Miraflores Charterhouse is an Isabelline style Carthusian monastery built on a hill (known as Miraflores) about three kilometers of the center of Burgos.
Its origin dates back to 1442, when king John II of Castile donated a hunting lodge located outside city of Burgos, which had been erected by his father Henry III of Castile 'the Mourner' in 1401, to the Order of the Carthusians for its conversion into a monastery, thus fulfilling his father's desire, stated in his will. A fire in 1452 caused the destruction of the pavilion, and construction of a building began in 1454. It is this building, which was placed under the patronage of Saint Mary of the Annunciation, which exists today. The work was commissioned to Juan de Colonia, and was continued after his death by his son, Simón de Colonia, who completed the structure in 1484 at behest of Queen Isabella I of Castile, surviving daughter of kings John II of Castile and Isabella of Portugal, whose impressive buried are housed in the monastery.
It is a latter-Gothic jewel, and its highlights include the church, with Isabelline style's western facade decorated with the coats of its founders. The monastery consists of a single nave with stellar vault and side chapels, and is topped by a polygonal apse.
The main altarpiece of the Charterhouse was carved in wood by artist Gil de Siloé and polychrome and gilded by Diego de la Cruz (whose gold came from the first shipments of the American continent after its discovery). Made between 1496 and 1499, is undoubtedly one of the most important existing works of the Spanish Gothic sculpture, by its compositional and iconographic originality and excellent quality of carving, valued by the polychrome.
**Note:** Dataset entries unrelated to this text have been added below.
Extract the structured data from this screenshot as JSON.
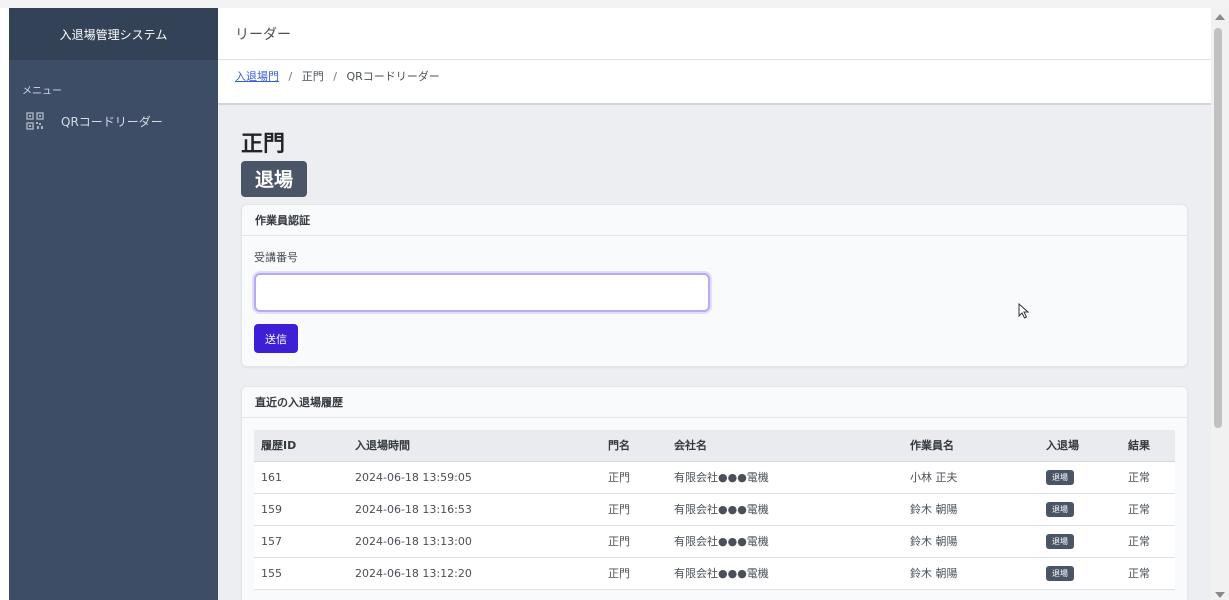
{
  "app": {
    "brand": "入退場管理システム",
    "page_title": "リーダー"
  },
  "sidebar": {
    "heading": "メニュー",
    "items": [
      {
        "label": "QRコードリーダー",
        "icon": "qr-code-icon"
      }
    ]
  },
  "breadcrumb": {
    "items": [
      "入退場門",
      "正門",
      "QRコードリーダー"
    ],
    "separator": "/"
  },
  "gate": {
    "name": "正門",
    "mode": "退場"
  },
  "auth_card": {
    "title": "作業員認証",
    "field_label": "受講番号",
    "field_value": "",
    "submit_label": "送信"
  },
  "history_card": {
    "title": "直近の入退場履歴",
    "columns": [
      "履歴ID",
      "入退場時間",
      "門名",
      "会社名",
      "作業員名",
      "入退場",
      "結果"
    ],
    "rows": [
      [
        "161",
        "2024-06-18 13:59:05",
        "正門",
        "有限会社●●●電機",
        "小林 正夫",
        "退場",
        "正常"
      ],
      [
        "159",
        "2024-06-18 13:16:53",
        "正門",
        "有限会社●●●電機",
        "鈴木 朝陽",
        "退場",
        "正常"
      ],
      [
        "157",
        "2024-06-18 13:13:00",
        "正門",
        "有限会社●●●電機",
        "鈴木 朝陽",
        "退場",
        "正常"
      ],
      [
        "155",
        "2024-06-18 13:12:20",
        "正門",
        "有限会社●●●電機",
        "鈴木 朝陽",
        "退場",
        "正常"
      ]
    ]
  },
  "colors": {
    "sidebar_bg": "#3e4d66",
    "brand_bg": "#344257",
    "primary_button": "#3d1fd6",
    "badge": "#4a5668"
  }
}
The royal sepulchers's set were designed by artist Gil de Siloé commissioned by Queen Isabella I of Castile. On the one hand is the Sepulchers of John II of Castile and Isabella of Portugal, placed in the nave's center, eight-pointed star shaped. And in the Gospel side of the church is located the Sepulcher of infante Alfonso of Castile. Both sepulchers were made in alabaster and are late-Gothic sculpture's jewels.References:
The first historical record of Lednice locality dates from 1222. At that time there stood a Gothic fort with courtyard, which was lent by Czech King Václav I to Austrian nobleman Sigfried Sirotek in 1249.
At the end of the 13th century the Liechtensteins, originally from Styria, became holders of all of Lednice and of nearby Mikulov. They gradually acquired land on both sides of the Moravian-Austrian border. Members of the family most often found fame in military service, during the Renaissance they expanded their estates through economic activity. From the middle of the 15th century members of the family occupied the highest offices in the land. However, the family’s position in Moravia really changed under the brothers Karel, Maximilian, and Gundakar of Liechtenstein. Through marriage Karel and Maximilian acquired the great wealth of the old Moravian dynasty of the Černohorskýs of Boskovice. At that time the brothers, like their father and grandfather, were Lutheran, but they soon converted to Catholicism, thus preparing the ground for their rise in politics. Particularly Karel, who served at the court of Emperor Rudolf II, became hetman of Moravia in 1608, and was later raised to princely status by King Matyas II and awarded the Duchy of Opava.
During the revolt of the Czech nobility he stood on the side of the Habsburgs, and took part in the Battle of White Mountain. After the uprising was defeated in 1620 he systematically acquired property confiscated from some of the rebels, and the Liechtensteins became the wealthiest family in Moravia, rising in status above the Žerotíns. Their enormous land holdings brought them great profits, and eventually allowed them to carry out their grandious building projects here in Lednice.
In the 16th century it was probably Hartmann II of Liechtenstein who had the old medieval water castle torn down and replaced with a Renaissance chateau. At the end of the 17th century the chateau was torn down and a Baroque palace was built, with an extensive formal garden, and a massive riding hall designed by Johann Bernard Fischer von Erlach that still stands in almost unaltered form.
In the mid-18th century the chateau was again renovated, and in 1815 its front tracts that had been part of the Baroque chateau were removed.
The chateau as it looks today dates from 1846-1858, when Prince Alois II decided that Vienna was not suitable for entertaining in the summer, and had Lednice rebuilt into a summer palace in the spirit of English Gothic. The hall on the ground floor would serve to entertain the European aristocracy at sumptuous banquets, and was furnished with carved wood ceilings, wooden panelling, and select furniture, surpassing anything of its kind in Europe.